Zduriencik has maintained he never knew Pineda was damaged goods when he traded the 23-year-old to the Yankees in January's blockbuster deal in exchange for DH/catcher Jesus Montero.
Cashman never has accused Zduriencik of any wrongdoing during the transaction. Nothing ever showed up on any medical records to suggest otherwise. The Yankees thought they were adding a healthy impact pitcher to solidify the front end of their rotation.
"I feel bad for Brian, and I feel very bad for the Yankees," Zduriencik said prior to Friday night's Yankees-Mariners series opener at Yankee Stadium. "I wish this thing would've been a little different. But again, the fact that (Pineda)'s so young and he's strong, he should bounce back from this."
Zduriencik said that from his standpoint as a GM, he "never tries to win any trade." His team was in need of offense, while the Yankees were in need of pitching. On the surface, it looked to be a fairly even deal that would pay dividends for both sides.

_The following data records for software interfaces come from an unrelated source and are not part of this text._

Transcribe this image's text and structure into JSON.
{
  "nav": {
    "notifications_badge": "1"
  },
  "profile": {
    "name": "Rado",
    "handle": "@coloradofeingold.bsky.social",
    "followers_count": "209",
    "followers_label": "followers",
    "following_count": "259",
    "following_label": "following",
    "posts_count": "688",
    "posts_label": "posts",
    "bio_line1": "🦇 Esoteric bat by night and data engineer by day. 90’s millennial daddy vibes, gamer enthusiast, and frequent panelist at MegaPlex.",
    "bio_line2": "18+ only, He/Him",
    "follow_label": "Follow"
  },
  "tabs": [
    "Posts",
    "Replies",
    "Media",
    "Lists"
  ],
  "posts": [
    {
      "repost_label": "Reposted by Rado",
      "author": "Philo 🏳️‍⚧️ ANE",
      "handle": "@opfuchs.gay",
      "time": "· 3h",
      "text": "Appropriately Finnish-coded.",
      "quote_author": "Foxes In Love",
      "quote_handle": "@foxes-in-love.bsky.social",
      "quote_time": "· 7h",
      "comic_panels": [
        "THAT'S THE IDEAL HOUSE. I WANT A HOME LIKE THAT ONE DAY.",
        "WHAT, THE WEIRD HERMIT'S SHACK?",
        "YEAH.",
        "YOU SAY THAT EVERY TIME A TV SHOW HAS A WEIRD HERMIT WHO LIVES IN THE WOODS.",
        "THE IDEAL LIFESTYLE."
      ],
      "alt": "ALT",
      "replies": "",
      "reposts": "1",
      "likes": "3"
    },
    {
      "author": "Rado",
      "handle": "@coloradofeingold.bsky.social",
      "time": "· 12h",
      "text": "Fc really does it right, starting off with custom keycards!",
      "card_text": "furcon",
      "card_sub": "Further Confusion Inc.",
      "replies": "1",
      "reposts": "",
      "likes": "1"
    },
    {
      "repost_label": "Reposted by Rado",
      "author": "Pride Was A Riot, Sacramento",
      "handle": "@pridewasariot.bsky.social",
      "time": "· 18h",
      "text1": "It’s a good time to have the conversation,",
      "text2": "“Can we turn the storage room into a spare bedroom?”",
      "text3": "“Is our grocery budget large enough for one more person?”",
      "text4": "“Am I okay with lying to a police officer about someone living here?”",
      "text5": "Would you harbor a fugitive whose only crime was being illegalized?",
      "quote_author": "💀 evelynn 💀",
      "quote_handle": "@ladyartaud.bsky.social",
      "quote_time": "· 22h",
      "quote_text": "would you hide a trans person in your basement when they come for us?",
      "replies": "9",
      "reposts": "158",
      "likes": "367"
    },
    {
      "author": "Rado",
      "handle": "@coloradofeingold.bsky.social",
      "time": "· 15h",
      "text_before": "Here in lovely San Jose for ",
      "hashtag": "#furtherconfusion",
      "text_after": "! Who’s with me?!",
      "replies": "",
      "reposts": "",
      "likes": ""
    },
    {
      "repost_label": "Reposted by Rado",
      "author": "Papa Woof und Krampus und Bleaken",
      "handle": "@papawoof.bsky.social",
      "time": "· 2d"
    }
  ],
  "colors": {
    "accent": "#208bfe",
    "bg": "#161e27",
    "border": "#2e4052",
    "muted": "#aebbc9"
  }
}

"It could happen to anybody," said Zduriencik, who viewed Pineda as a solid No. 2 starter behind ace Felix Hernandez prior to the trade. "It's just very unfortunate circumstances, but we're probably his biggest fans outside the Yankees."
Montero is hitting .268 with four home runs and 16 RBIs in 29 games for the Mariners. On Friday night, he'll bat cleanup against Yankees right-hander Hiroki Kuroda.
I feel bad for Brian, and I feel very bad for the Yankees. I wish this thing would've been a little different. But again, the fact that (Pineda)'s so young and he's strong, he should bounce back from this.” -- Seattle GM Jack Zduriencik
"He's done a nice job," Zduriencik said of Montero. "He's a young guy who is learning to play the most difficult position to play on the field."
Zduriencik was asked what he thinks Montero's ceiling is.
"I hate to put expectations on any player. I don't think that's fair," he replied. "When we made the deal, we thought this guy would hit somewhere in the middle of our lineup and he's doing that right now. Twenty-two years of age with minimal time in the big leagues, if he stays healthy, we think he's gonna be a nice player for us."
Montero, once touted as a top prospect in the Yankees' organization, will be playing in his first game at Yankee Stadium since being dealt.
"I'm really excited to be here and happy to back," Montero said after hesitating a bit. "I'm gonna have some fun tonight and I look forward to winning and do the best for my team."
The trade caught him off guard.
"I was surprised, but after that I was happy because I'm here with more opportunity to play. And my family was happy too," Montero said.
Montero said the biggest adjustment to being an every-day player is being patient at the plate and controlling his emotions. He believes he can be an every-day catcher in the majors, despite wide-spread criticisms to the contrary.
Jose Campos, the 19-year-old right-hander who the Yankees also acquired in the Pineda-Montero deal, is on the shelf with elbow inflammation. He had gone 3-0 with a 4.01 ERA for Class A Charleston.
The other player in the deal, right-hander Hector Noesi, will make his first start against the Yankees on Saturday afternoon. The 25-year-old is 2-3 with a 6.30 ERA.
Mike Mazzeo is a frequent contributor to ESPNNewYork.com.